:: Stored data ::
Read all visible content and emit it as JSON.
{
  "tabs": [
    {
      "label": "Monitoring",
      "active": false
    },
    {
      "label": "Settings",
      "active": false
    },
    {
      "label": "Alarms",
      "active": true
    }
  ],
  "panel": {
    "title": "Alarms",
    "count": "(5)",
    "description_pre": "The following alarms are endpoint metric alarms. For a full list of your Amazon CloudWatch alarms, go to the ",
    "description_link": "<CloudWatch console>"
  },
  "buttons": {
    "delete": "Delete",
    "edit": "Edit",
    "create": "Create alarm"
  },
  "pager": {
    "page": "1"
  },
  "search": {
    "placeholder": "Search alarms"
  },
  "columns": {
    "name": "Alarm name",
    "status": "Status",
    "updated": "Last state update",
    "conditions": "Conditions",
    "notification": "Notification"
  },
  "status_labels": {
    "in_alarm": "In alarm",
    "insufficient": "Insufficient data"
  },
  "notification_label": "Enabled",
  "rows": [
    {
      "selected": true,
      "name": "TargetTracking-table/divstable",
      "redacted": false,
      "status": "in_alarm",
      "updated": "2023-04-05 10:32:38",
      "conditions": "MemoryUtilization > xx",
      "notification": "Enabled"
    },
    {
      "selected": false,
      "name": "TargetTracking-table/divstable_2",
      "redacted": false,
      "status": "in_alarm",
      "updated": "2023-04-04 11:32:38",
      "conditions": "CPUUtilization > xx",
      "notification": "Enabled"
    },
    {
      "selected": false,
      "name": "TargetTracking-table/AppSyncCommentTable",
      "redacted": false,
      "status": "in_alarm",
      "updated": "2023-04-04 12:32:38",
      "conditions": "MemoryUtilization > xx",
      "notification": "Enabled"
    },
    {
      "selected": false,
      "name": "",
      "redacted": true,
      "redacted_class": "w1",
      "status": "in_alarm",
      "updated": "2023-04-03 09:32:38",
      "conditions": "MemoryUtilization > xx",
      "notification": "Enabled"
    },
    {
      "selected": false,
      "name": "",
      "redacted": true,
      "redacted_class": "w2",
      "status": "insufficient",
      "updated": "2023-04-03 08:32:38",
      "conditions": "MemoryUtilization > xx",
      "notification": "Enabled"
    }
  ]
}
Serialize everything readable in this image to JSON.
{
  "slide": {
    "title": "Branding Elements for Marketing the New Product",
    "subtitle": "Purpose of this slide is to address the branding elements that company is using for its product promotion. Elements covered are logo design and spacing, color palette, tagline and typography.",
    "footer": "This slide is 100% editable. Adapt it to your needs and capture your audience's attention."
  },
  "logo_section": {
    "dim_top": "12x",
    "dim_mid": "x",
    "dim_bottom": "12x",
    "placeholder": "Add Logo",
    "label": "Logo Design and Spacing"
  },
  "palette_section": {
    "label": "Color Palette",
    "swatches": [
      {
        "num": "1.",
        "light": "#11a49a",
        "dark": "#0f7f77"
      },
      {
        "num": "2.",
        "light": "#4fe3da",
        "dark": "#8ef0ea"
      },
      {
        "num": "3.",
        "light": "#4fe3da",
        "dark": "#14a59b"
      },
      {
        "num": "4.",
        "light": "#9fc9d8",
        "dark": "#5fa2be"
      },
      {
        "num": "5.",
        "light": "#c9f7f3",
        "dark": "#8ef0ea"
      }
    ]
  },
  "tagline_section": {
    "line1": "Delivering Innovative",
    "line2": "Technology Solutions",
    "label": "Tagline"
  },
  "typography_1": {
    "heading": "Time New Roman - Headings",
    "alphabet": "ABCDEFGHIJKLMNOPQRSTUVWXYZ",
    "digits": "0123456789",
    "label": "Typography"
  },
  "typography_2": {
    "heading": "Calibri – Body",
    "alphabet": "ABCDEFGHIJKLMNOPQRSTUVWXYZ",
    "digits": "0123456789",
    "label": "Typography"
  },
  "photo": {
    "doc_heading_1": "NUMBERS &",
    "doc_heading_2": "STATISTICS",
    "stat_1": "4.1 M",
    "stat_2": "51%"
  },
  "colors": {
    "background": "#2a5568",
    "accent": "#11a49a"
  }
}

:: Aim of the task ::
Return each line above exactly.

:: Solution for this problem ::
Read all visible content and emit it as JSON.
{
  "tabs": [
    {
      "label": "Monitoring",
      "active": false
    },
    {
      "label": "Settings",
      "active": false
    },
    {
      "label": "Alarms",
      "active": true
    }
  ],
  "panel": {
    "title": "Alarms",
    "count": "(5)",
    "description_pre": "The following alarms are endpoint metric alarms. For a full list of your Amazon CloudWatch alarms, go to the ",
    "description_link": "<CloudWatch console>"
  },
  "buttons": {
    "delete": "Delete",
    "edit": "Edit",
    "create": "Create alarm"
  },
  "pager": {
    "page": "1"
  },
  "search": {
    "placeholder": "Search alarms"
  },
  "columns": {
    "name": "Alarm name",
    "status": "Status",
    "updated": "Last state update",
    "conditions": "Conditions",
    "notification": "Notification"
  },
  "status_labels": {
    "in_alarm": "In alarm",
    "insufficient": "Insufficient data"
  },
  "notification_label": "Enabled",
  "rows": [
    {
      "selected": true,
      "name": "TargetTracking-table/divstable",
      "redacted": false,
      "status": "in_alarm",
      "updated": "2023-04-05 10:32:38",
      "conditions": "MemoryUtilization > xx",
      "notification": "Enabled"
    },
    {
      "selected": false,
      "name": "TargetTracking-table/divstable_2",
      "redacted": false,
      "status": "in_alarm",
      "updated": "2023-04-04 11:32:38",
      "conditions": "CPUUtilization > xx",
      "notification": "Enabled"
    },
    {
      "selected": false,
      "name": "TargetTracking-table/AppSyncCommentTable",
      "redacted": false,
      "status": "in_alarm",
      "updated": "2023-04-04 12:32:38",
      "conditions": "MemoryUtilization > xx",
      "notification": "Enabled"
    },
    {
      "selected": false,
      "name": "",
      "redacted": true,
      "redacted_class": "w1",
      "status": "in_alarm",
      "updated": "2023-04-03 09:32:38",
      "conditions": "MemoryUtilization > xx",
      "notification": "Enabled"
    },
    {
      "selected": false,
      "name": "",
      "redacted": true,
      "redacted_class": "w2",
      "status": "insufficient",
      "updated": "2023-04-03 08:32:38",
      "conditions": "MemoryUtilization > xx",
      "notification": "Enabled"
    }
  ]
}
Serialize everything readable in this image to JSON.
{
  "slide": {
    "title": "Branding Elements for Marketing the New Product",
    "subtitle": "Purpose of this slide is to address the branding elements that company is using for its product promotion. Elements covered are logo design and spacing, color palette, tagline and typography.",
    "footer": "This slide is 100% editable. Adapt it to your needs and capture your audience's attention."
  },
  "logo_section": {
    "dim_top": "12x",
    "dim_mid": "x",
    "dim_bottom": "12x",
    "placeholder": "Add Logo",
    "label": "Logo Design and Spacing"
  },
  "palette_section": {
    "label": "Color Palette",
    "swatches": [
      {
        "num": "1.",
        "light": "#11a49a",
        "dark": "#0f7f77"
      },
      {
        "num": "2.",
        "light": "#4fe3da",
        "dark": "#8ef0ea"
      },
      {
        "num": "3.",
        "light": "#4fe3da",
        "dark": "#14a59b"
      },
      {
        "num": "4.",
        "light": "#9fc9d8",
        "dark": "#5fa2be"
      },
      {
        "num": "5.",
        "light": "#c9f7f3",
        "dark": "#8ef0ea"
      }
    ]
  },
  "tagline_section": {
    "line1": "Delivering Innovative",
    "line2": "Technology Solutions",
    "label": "Tagline"
  },
  "typography_1": {
    "heading": "Time New Roman - Headings",
    "alphabet": "ABCDEFGHIJKLMNOPQRSTUVWXYZ",
    "digits": "0123456789",
    "label": "Typography"
  },
  "typography_2": {
    "heading": "Calibri – Body",
    "alphabet": "ABCDEFGHIJKLMNOPQRSTUVWXYZ",
    "digits": "0123456789",
    "label": "Typography"
  },
  "photo": {
    "doc_heading_1": "NUMBERS &",
    "doc_heading_2": "STATISTICS",
    "stat_1": "4.1 M",
    "stat_2": "51%"
  },
  "colors": {
    "background": "#2a5568",
    "accent": "#11a49a"
  }
}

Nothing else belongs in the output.